▸ **YOUR OBJECTIVE**
Only lines with the string "config" should be returned from the data below.

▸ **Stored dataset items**

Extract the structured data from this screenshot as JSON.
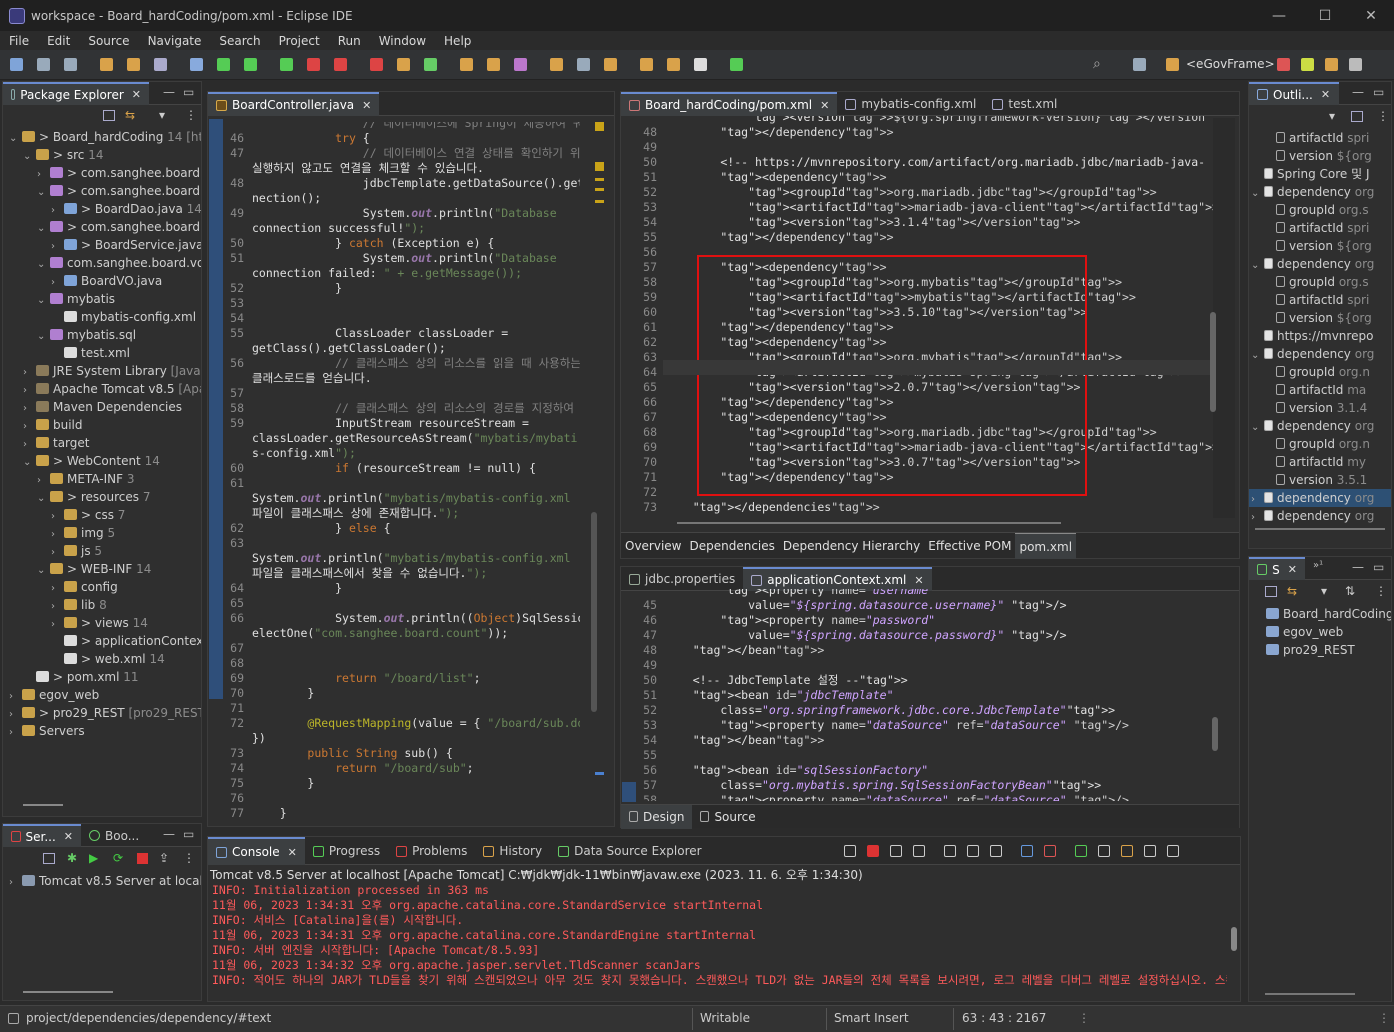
{
  "window": {
    "title": "workspace - Board_hardCoding/pom.xml - Eclipse IDE"
  },
  "menu": [
    "File",
    "Edit",
    "Source",
    "Navigate",
    "Search",
    "Project",
    "Run",
    "Window",
    "Help"
  ],
  "toolbar": {
    "perspective": "<eGovFrame>"
  },
  "package_explorer": {
    "tab": "Package Explorer",
    "items": [
      {
        "indent": 0,
        "tw": "⌄",
        "text": "> Board_hardCoding",
        "dim": " 14 [http",
        "color": "#c9a24a"
      },
      {
        "indent": 1,
        "tw": "⌄",
        "text": "> src",
        "dim": " 14",
        "color": "#c9a24a"
      },
      {
        "indent": 2,
        "tw": "›",
        "text": "> com.sanghee.board.c",
        "dim": "",
        "color": "#b07fd0"
      },
      {
        "indent": 2,
        "tw": "⌄",
        "text": "> com.sanghee.board.c",
        "dim": "",
        "color": "#b07fd0"
      },
      {
        "indent": 3,
        "tw": "›",
        "text": "> BoardDao.java",
        "dim": " 14",
        "color": "#7fa4d8"
      },
      {
        "indent": 2,
        "tw": "⌄",
        "text": "> com.sanghee.board.s",
        "dim": "",
        "color": "#b07fd0"
      },
      {
        "indent": 3,
        "tw": "›",
        "text": "> BoardService.java",
        "dim": " 14",
        "color": "#7fa4d8"
      },
      {
        "indent": 2,
        "tw": "⌄",
        "text": "com.sanghee.board.vo",
        "dim": "",
        "color": "#b07fd0"
      },
      {
        "indent": 3,
        "tw": "›",
        "text": "BoardVO.java",
        "dim": "",
        "color": "#7fa4d8"
      },
      {
        "indent": 2,
        "tw": "⌄",
        "text": "mybatis",
        "dim": "",
        "color": "#b07fd0"
      },
      {
        "indent": 3,
        "tw": "",
        "text": "mybatis-config.xml",
        "dim": "",
        "color": "#dcdcdc"
      },
      {
        "indent": 2,
        "tw": "⌄",
        "text": "mybatis.sql",
        "dim": "",
        "color": "#b07fd0"
      },
      {
        "indent": 3,
        "tw": "",
        "text": "test.xml",
        "dim": "",
        "color": "#dcdcdc"
      },
      {
        "indent": 1,
        "tw": "›",
        "text": "JRE System Library",
        "dim": " [JavaSE",
        "color": "#8a7a5a"
      },
      {
        "indent": 1,
        "tw": "›",
        "text": "Apache Tomcat v8.5",
        "dim": " [Apa",
        "color": "#8a7a5a"
      },
      {
        "indent": 1,
        "tw": "›",
        "text": "Maven Dependencies",
        "dim": "",
        "color": "#8a7a5a"
      },
      {
        "indent": 1,
        "tw": "›",
        "text": "build",
        "dim": "",
        "color": "#c9a24a"
      },
      {
        "indent": 1,
        "tw": "›",
        "text": "target",
        "dim": "",
        "color": "#c9a24a"
      },
      {
        "indent": 1,
        "tw": "⌄",
        "text": "> WebContent",
        "dim": " 14",
        "color": "#c9a24a"
      },
      {
        "indent": 2,
        "tw": "›",
        "text": "META-INF",
        "dim": " 3",
        "color": "#c9a24a"
      },
      {
        "indent": 2,
        "tw": "⌄",
        "text": "> resources",
        "dim": " 7",
        "color": "#c9a24a"
      },
      {
        "indent": 3,
        "tw": "›",
        "text": "> css",
        "dim": " 7",
        "color": "#c9a24a"
      },
      {
        "indent": 3,
        "tw": "›",
        "text": "img",
        "dim": " 5",
        "color": "#c9a24a"
      },
      {
        "indent": 3,
        "tw": "›",
        "text": "js",
        "dim": " 5",
        "color": "#c9a24a"
      },
      {
        "indent": 2,
        "tw": "⌄",
        "text": "> WEB-INF",
        "dim": " 14",
        "color": "#c9a24a"
      },
      {
        "indent": 3,
        "tw": "›",
        "text": "config",
        "dim": "",
        "color": "#c9a24a"
      },
      {
        "indent": 3,
        "tw": "›",
        "text": "lib",
        "dim": " 8",
        "color": "#c9a24a"
      },
      {
        "indent": 3,
        "tw": "›",
        "text": "> views",
        "dim": " 14",
        "color": "#c9a24a"
      },
      {
        "indent": 3,
        "tw": "",
        "text": "> applicationContex",
        "dim": "",
        "color": "#dcdcdc"
      },
      {
        "indent": 3,
        "tw": "",
        "text": "> web.xml",
        "dim": " 14",
        "color": "#dcdcdc"
      },
      {
        "indent": 1,
        "tw": "",
        "text": "> pom.xml",
        "dim": " 11",
        "color": "#dcdcdc"
      },
      {
        "indent": 0,
        "tw": "›",
        "text": "egov_web",
        "dim": "",
        "color": "#c9a24a"
      },
      {
        "indent": 0,
        "tw": "›",
        "text": "> pro29_REST",
        "dim": " [pro29_REST r",
        "color": "#c9a24a"
      },
      {
        "indent": 0,
        "tw": "›",
        "text": "Servers",
        "dim": "",
        "color": "#c9a24a"
      }
    ]
  },
  "servers_panel": {
    "tab1": "Ser...",
    "tab2": "Boo...",
    "item": "Tomcat v8.5 Server at localh"
  },
  "board_controller": {
    "tab": "BoardController.java",
    "lines": [
      {
        "n": "",
        "t": "\t\t\t\t// 데이터베이스에 Spring이 제공하여 쿼리를 보내는 방법"
      },
      {
        "n": "46",
        "t": "\t\t\ttry {"
      },
      {
        "n": "47",
        "t": "\t\t\t\t// 데이터베이스 연결 상태를 확인하기 위해 쿼리를"
      },
      {
        "n": "",
        "t": "실행하지 않고도 연결을 체크할 수 있습니다."
      },
      {
        "n": "48",
        "t": "\t\t\t\tjdbcTemplate.getDataSource().getCon"
      },
      {
        "n": "",
        "t": "nection();"
      },
      {
        "n": "49",
        "t": "\t\t\t\tSystem.out.println(\"Database"
      },
      {
        "n": "",
        "t": "connection successful!\");"
      },
      {
        "n": "50",
        "t": "\t\t\t} catch (Exception e) {"
      },
      {
        "n": "51",
        "t": "\t\t\t\tSystem.out.println(\"Database"
      },
      {
        "n": "",
        "t": "connection failed: \" + e.getMessage());"
      },
      {
        "n": "52",
        "t": "\t\t\t}"
      },
      {
        "n": "53",
        "t": ""
      },
      {
        "n": "54",
        "t": ""
      },
      {
        "n": "55",
        "t": "\t\t\tClassLoader classLoader ="
      },
      {
        "n": "",
        "t": "getClass().getClassLoader();"
      },
      {
        "n": "56",
        "t": "\t\t\t// 클래스패스 상의 리소스를 읽을 때 사용하는"
      },
      {
        "n": "",
        "t": "클래스로드를 얻습니다."
      },
      {
        "n": "57",
        "t": ""
      },
      {
        "n": "58",
        "t": "\t\t\t// 클래스패스 상의 리소스의 경로를 지정하여 읽습니다."
      },
      {
        "n": "59",
        "t": "\t\t\tInputStream resourceStream ="
      },
      {
        "n": "",
        "t": "classLoader.getResourceAsStream(\"mybatis/mybati"
      },
      {
        "n": "",
        "t": "s-config.xml\");"
      },
      {
        "n": "60",
        "t": "\t\t\tif (resourceStream != null) {"
      },
      {
        "n": "61",
        "t": ""
      },
      {
        "n": "",
        "t": "System.out.println(\"mybatis/mybatis-config.xml"
      },
      {
        "n": "",
        "t": "파일이 클래스패스 상에 존재합니다.\");"
      },
      {
        "n": "62",
        "t": "\t\t\t} else {"
      },
      {
        "n": "63",
        "t": ""
      },
      {
        "n": "",
        "t": "System.out.println(\"mybatis/mybatis-config.xml"
      },
      {
        "n": "",
        "t": "파일을 클래스패스에서 찾을 수 없습니다.\");"
      },
      {
        "n": "64",
        "t": "\t\t\t}"
      },
      {
        "n": "65",
        "t": ""
      },
      {
        "n": "66",
        "t": "\t\t\tSystem.out.println((Object)SqlSession.s"
      },
      {
        "n": "",
        "t": "electOne(\"com.sanghee.board.count\"));"
      },
      {
        "n": "67",
        "t": ""
      },
      {
        "n": "68",
        "t": ""
      },
      {
        "n": "69",
        "t": "\t\t\treturn \"/board/list\";"
      },
      {
        "n": "70",
        "t": "\t\t}"
      },
      {
        "n": "71",
        "t": ""
      },
      {
        "n": "72",
        "t": "\t\t@RequestMapping(value = { \"/board/sub.do\""
      },
      {
        "n": "",
        "t": "})"
      },
      {
        "n": "73",
        "t": "\t\tpublic String sub() {"
      },
      {
        "n": "74",
        "t": "\t\t\treturn \"/board/sub\";"
      },
      {
        "n": "75",
        "t": "\t\t}"
      },
      {
        "n": "76",
        "t": ""
      },
      {
        "n": "77",
        "t": "\t}"
      },
      {
        "n": "78",
        "t": ""
      }
    ]
  },
  "pom_editor": {
    "tabs": [
      "Board_hardCoding/pom.xml",
      "mybatis-config.xml",
      "test.xml"
    ],
    "lines": [
      {
        "n": "",
        "t": "            <version>${org.springframework-version}</version>"
      },
      {
        "n": "48",
        "t": "        </dependency>"
      },
      {
        "n": "49",
        "t": ""
      },
      {
        "n": "50",
        "t": "        <!-- https://mvnrepository.com/artifact/org.mariadb.jdbc/mariadb-java-"
      },
      {
        "n": "51",
        "t": "        <dependency>"
      },
      {
        "n": "52",
        "t": "            <groupId>org.mariadb.jdbc</groupId>"
      },
      {
        "n": "53",
        "t": "            <artifactId>mariadb-java-client</artifactId>"
      },
      {
        "n": "54",
        "t": "            <version>3.1.4</version>"
      },
      {
        "n": "55",
        "t": "        </dependency>"
      },
      {
        "n": "56",
        "t": ""
      },
      {
        "n": "57",
        "t": "        <dependency>"
      },
      {
        "n": "58",
        "t": "            <groupId>org.mybatis</groupId>"
      },
      {
        "n": "59",
        "t": "            <artifactId>mybatis</artifactId>"
      },
      {
        "n": "60",
        "t": "            <version>3.5.10</version>"
      },
      {
        "n": "61",
        "t": "        </dependency>"
      },
      {
        "n": "62",
        "t": "        <dependency>"
      },
      {
        "n": "63",
        "t": "            <groupId>org.mybatis</groupId>"
      },
      {
        "n": "64",
        "t": "            <artifactId>mybatis-spring</artifactId>"
      },
      {
        "n": "65",
        "t": "            <version>2.0.7</version>"
      },
      {
        "n": "66",
        "t": "        </dependency>"
      },
      {
        "n": "67",
        "t": "        <dependency>"
      },
      {
        "n": "68",
        "t": "            <groupId>org.mariadb.jdbc</groupId>"
      },
      {
        "n": "69",
        "t": "            <artifactId>mariadb-java-client</artifactId>"
      },
      {
        "n": "70",
        "t": "            <version>3.0.7</version>"
      },
      {
        "n": "71",
        "t": "        </dependency>"
      },
      {
        "n": "72",
        "t": ""
      },
      {
        "n": "73",
        "t": "    </dependencies>"
      }
    ],
    "bottom_tabs": [
      "Overview",
      "Dependencies",
      "Dependency Hierarchy",
      "Effective POM",
      "pom.xml"
    ]
  },
  "app_context_editor": {
    "tabs": [
      "jdbc.properties",
      "applicationContext.xml"
    ],
    "lines": [
      {
        "n": "",
        "t": "        <property name=\"username\""
      },
      {
        "n": "45",
        "t": "            value=\"${spring.datasource.username}\" />"
      },
      {
        "n": "46",
        "t": "        <property name=\"password\""
      },
      {
        "n": "47",
        "t": "            value=\"${spring.datasource.password}\" />"
      },
      {
        "n": "48",
        "t": "    </bean>"
      },
      {
        "n": "49",
        "t": ""
      },
      {
        "n": "50",
        "t": "    <!-- JdbcTemplate 설정 -->"
      },
      {
        "n": "51",
        "t": "    <bean id=\"jdbcTemplate\""
      },
      {
        "n": "52",
        "t": "        class=\"org.springframework.jdbc.core.JdbcTemplate\">"
      },
      {
        "n": "53",
        "t": "        <property name=\"dataSource\" ref=\"dataSource\" />"
      },
      {
        "n": "54",
        "t": "    </bean>"
      },
      {
        "n": "55",
        "t": ""
      },
      {
        "n": "56",
        "t": "    <bean id=\"sqlSessionFactory\""
      },
      {
        "n": "57",
        "t": "        class=\"org.mybatis.spring.SqlSessionFactoryBean\">"
      },
      {
        "n": "58",
        "t": "        <property name=\"dataSource\" ref=\"dataSource\" />"
      }
    ],
    "bottom_tabs": [
      "Design",
      "Source"
    ]
  },
  "outline": {
    "tab": "Outli...",
    "items": [
      {
        "indent": 1,
        "tw": "",
        "text": "artifactId",
        "dim": " spri"
      },
      {
        "indent": 1,
        "tw": "",
        "text": "version",
        "dim": " ${org"
      },
      {
        "indent": 0,
        "tw": "",
        "text": "Spring Core 및 J",
        "dim": ""
      },
      {
        "indent": 0,
        "tw": "⌄",
        "text": "dependency",
        "dim": " org"
      },
      {
        "indent": 1,
        "tw": "",
        "text": "groupId",
        "dim": " org.s"
      },
      {
        "indent": 1,
        "tw": "",
        "text": "artifactId",
        "dim": " spri"
      },
      {
        "indent": 1,
        "tw": "",
        "text": "version",
        "dim": " ${org"
      },
      {
        "indent": 0,
        "tw": "⌄",
        "text": "dependency",
        "dim": " org"
      },
      {
        "indent": 1,
        "tw": "",
        "text": "groupId",
        "dim": " org.s"
      },
      {
        "indent": 1,
        "tw": "",
        "text": "artifactId",
        "dim": " spri"
      },
      {
        "indent": 1,
        "tw": "",
        "text": "version",
        "dim": " ${org"
      },
      {
        "indent": 0,
        "tw": "",
        "text": "https://mvnrepo",
        "dim": ""
      },
      {
        "indent": 0,
        "tw": "⌄",
        "text": "dependency",
        "dim": " org"
      },
      {
        "indent": 1,
        "tw": "",
        "text": "groupId",
        "dim": " org.n"
      },
      {
        "indent": 1,
        "tw": "",
        "text": "artifactId",
        "dim": " ma"
      },
      {
        "indent": 1,
        "tw": "",
        "text": "version",
        "dim": " 3.1.4"
      },
      {
        "indent": 0,
        "tw": "⌄",
        "text": "dependency",
        "dim": " org"
      },
      {
        "indent": 1,
        "tw": "",
        "text": "groupId",
        "dim": " org.n"
      },
      {
        "indent": 1,
        "tw": "",
        "text": "artifactId",
        "dim": " my"
      },
      {
        "indent": 1,
        "tw": "",
        "text": "version",
        "dim": " 3.5.1"
      },
      {
        "indent": 0,
        "tw": "›",
        "text": "dependency",
        "dim": " org",
        "selected": true
      },
      {
        "indent": 0,
        "tw": "›",
        "text": "dependency",
        "dim": " org"
      }
    ]
  },
  "servers_right": {
    "tab": "S",
    "items": [
      "Board_hardCoding",
      "egov_web",
      "pro29_REST"
    ]
  },
  "console": {
    "tabs": [
      "Console",
      "Progress",
      "Problems",
      "History",
      "Data Source Explorer"
    ],
    "header": "Tomcat v8.5 Server at localhost [Apache Tomcat] C:₩jdk₩jdk-11₩bin₩javaw.exe  (2023. 11. 6. 오후 1:34:30)",
    "lines": [
      "INFO: Initialization processed in 363 ms",
      "11월 06, 2023 1:34:31 오후 org.apache.catalina.core.StandardService startInternal",
      "INFO: 서비스 [Catalina]을(를) 시작합니다.",
      "11월 06, 2023 1:34:31 오후 org.apache.catalina.core.StandardEngine startInternal",
      "INFO: 서버 엔진을 시작합니다: [Apache Tomcat/8.5.93]",
      "11월 06, 2023 1:34:32 오후 org.apache.jasper.servlet.TldScanner scanJars",
      "INFO: 적어도 하나의 JAR가 TLD들을 찾기 위해 스캔되었으나 아무 것도 찾지 못했습니다. 스캔했으나 TLD가 없는 JAR들의 전체 목록을 보시려면, 로그 레벨을 디버그 레벨로 설정하십시오. 스캔 과정에서 불필요"
    ]
  },
  "status": {
    "path": "project/dependencies/dependency/#text",
    "mode": "Writable",
    "insert": "Smart Insert",
    "position": "63 : 43 : 2167"
  }
}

▸ **EXERCISE OUTPUT**
        "text": "mybatis-config.xml",
        "text": "config",
        "t": "s-config.xml\");"
        "t": "System.out.println(\"mybatis/mybatis-config.xml"
        "t": "System.out.println(\"mybatis/mybatis-config.xml"
      "mybatis-config.xml",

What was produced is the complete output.